Steel racking producers normally have a wide range of profiles for both frames and beams. Those profiles may vary in shape, dimensions, steel thickness and steel quality. Depending on how former factors are combined, the loading capacity may vary.
Distance between loading levels in the height and loading capacity per level
It also has influence on the final loading capacity of the structure the way how the main components are combined. In that sense it is of great importance the distance in the height of loading levels (beam levels).
This distance in the height between loading levels, also known as buckling length is more relevant at deeper loading levels. In general terms it can be said that the bigger the distance between loading levels, the lower the capacity of the overall racking structure.
The distance in the height between loading levels is mainly determined by the height of the loading units to be stored. And the height of the upper loading level depends on the dimensions of the building and the max. elevation capacity of the lift truck.
The loading capacity of the beams that conform the loading levels, is generally determined by max. admissible beam deformation. For pallet racking operated with conventional lift trucks, the applicable criteria is that of a max. beam deformation measured in the center of the beam no bigger than the beam length divided by 200 (L/200).
As an example, for a beam length of 2.700 mm. for the storage of 3 europallets of dimensions 800 x 1.200 mm., the max. admissible load will be that uniformed distributed load producing a deformation in the center of the beam not bigger than 13,5 mm. (2700 / 200 = 13.5 mm.).
A loading bay is defined by two contiguous frames and the loading levels between them.
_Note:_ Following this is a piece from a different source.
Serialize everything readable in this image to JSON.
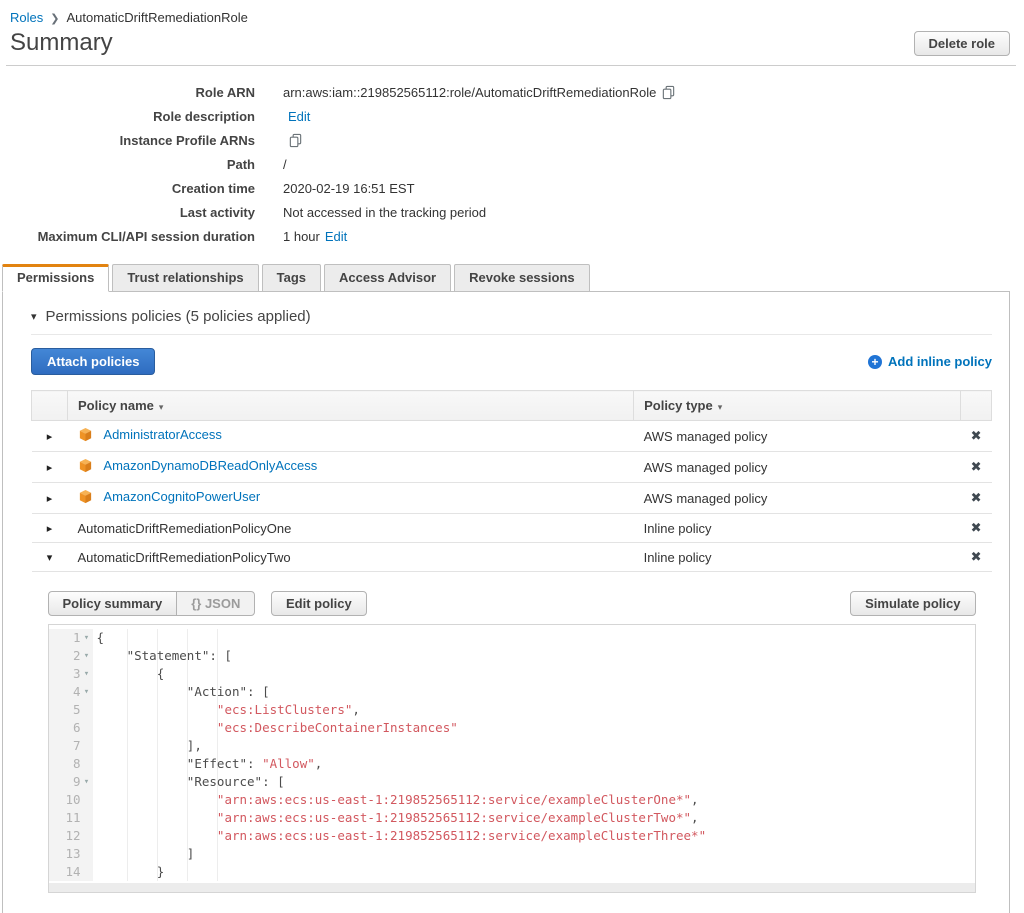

A pallet racking with three loading levels (apart from the floor level) to store 3.000 Kg on each level, the bay load is 9.000 Kg. (3 x 3.000 Kg.).
The required upright profile for the frames depends on the number of levels, the distance in the height of those loading levels and the number of bays in the length. Additionally because of stability criteria it has to be taken into account the height of the upper loading level, the frame width and the total run length.
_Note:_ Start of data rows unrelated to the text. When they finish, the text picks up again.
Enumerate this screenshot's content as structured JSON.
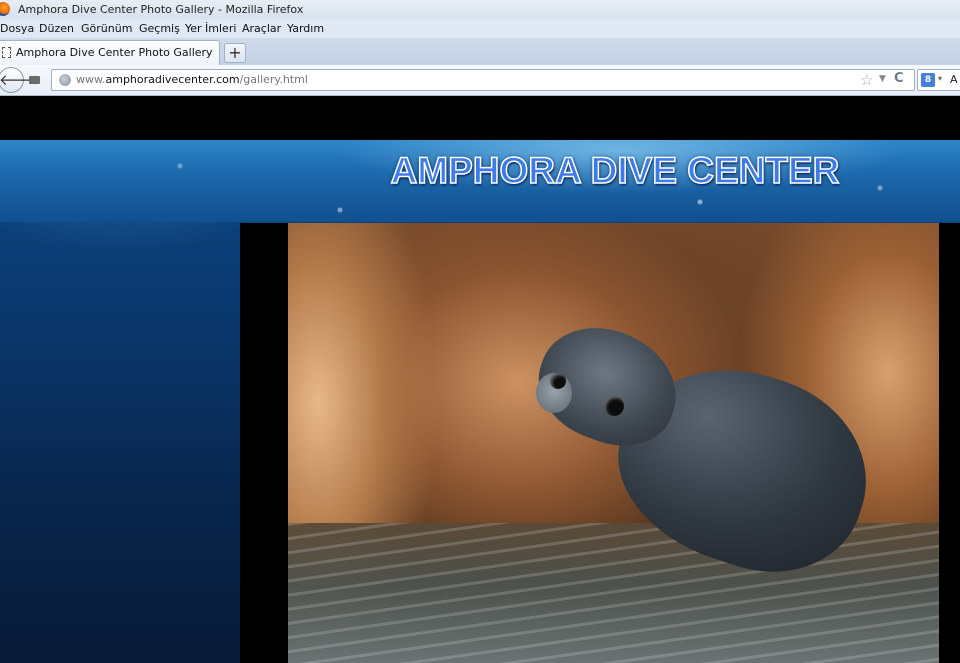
{
  "window": {
    "title": "Amphora Dive Center Photo Gallery - Mozilla Firefox"
  },
  "menu": [
    {
      "label": "Dosya"
    },
    {
      "label": "Düzen"
    },
    {
      "label": "Görünüm"
    },
    {
      "label": "Geçmiş"
    },
    {
      "label": "Yer İmleri"
    },
    {
      "label": "Araçlar"
    },
    {
      "label": "Yardım"
    }
  ],
  "tabs": [
    {
      "label": "Amphora Dive Center Photo Gallery",
      "active": true
    }
  ],
  "new_tab": {
    "label": "+"
  },
  "navigation": {
    "back_label": "🡐",
    "url_prefix": "www.",
    "url_domain": "amphoradivecenter.com",
    "url_path": "/gallery.html",
    "reload_label": "C"
  },
  "search": {
    "engine_label": "8",
    "value": "A"
  },
  "page": {
    "banner_title": "AMPHORA DIVE CENTER"
  },
  "colors": {
    "banner_text": "#3d7be8",
    "page_background": "#0b3a70"
  },
  "icons": {
    "back": "back-arrow-icon",
    "site": "globe-icon",
    "bookmark": "star-icon",
    "reload": "reload-icon",
    "search_engine": "google-icon"
  }
}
The use of vertical bracing
The loading capacity of a steel racking structure also depends on the movements of the same.
One way to limit those movements is installing vertical and horizontal bracing. Doing so, a higher theoretical loading capacity of the racking is achieved, or it is possible to reduce the price using smaller profiles.
But we at Noega Systems do not recommend the use of bracing with conventional pallet racking. The experience shows us that those bracing easily with the normal use of the racking. And in many cases the bracing is used as back stop for loading units.
This situation ends up means that the bracing are not effective and do not work properly as foreseen in theory. The consequences are lower loading capacities putting at risk merchandise and workers.
The use of bracing obliges to a continuous monitoring and maintenance of those elements to assure a proper functioning and to keep the loading capacity the racking was originally designed for.
All this has to be indicated in the loading plates that have to be installed in a visible place in the warehouse so that anybody can check them at any time.
Among the information to be contained in the plates are the separation between loading levels, the maximum weight of the loading unit, the maximum loading capacity per level, and the maximum loading capacity per bay.
The loading plate have to be provided by the racking supplier or producer, and summarize the technical specification of the project and of the pallet racking.
Therefore, as we can see, the loading capacity of a steel industrial racking has multiple sights and depends on different factors that combined in different ways may produce different loading capacities.
Any change in the specification of the racking, like the modification of the heights of loading levels, or to determine the loading capacity of an existing pallet racking, it is our recommendation to talk to the supplier of the equipment, or in its absence to contact an expert to ask for a technical validation of the storage system according to current norms and to properly document the racking.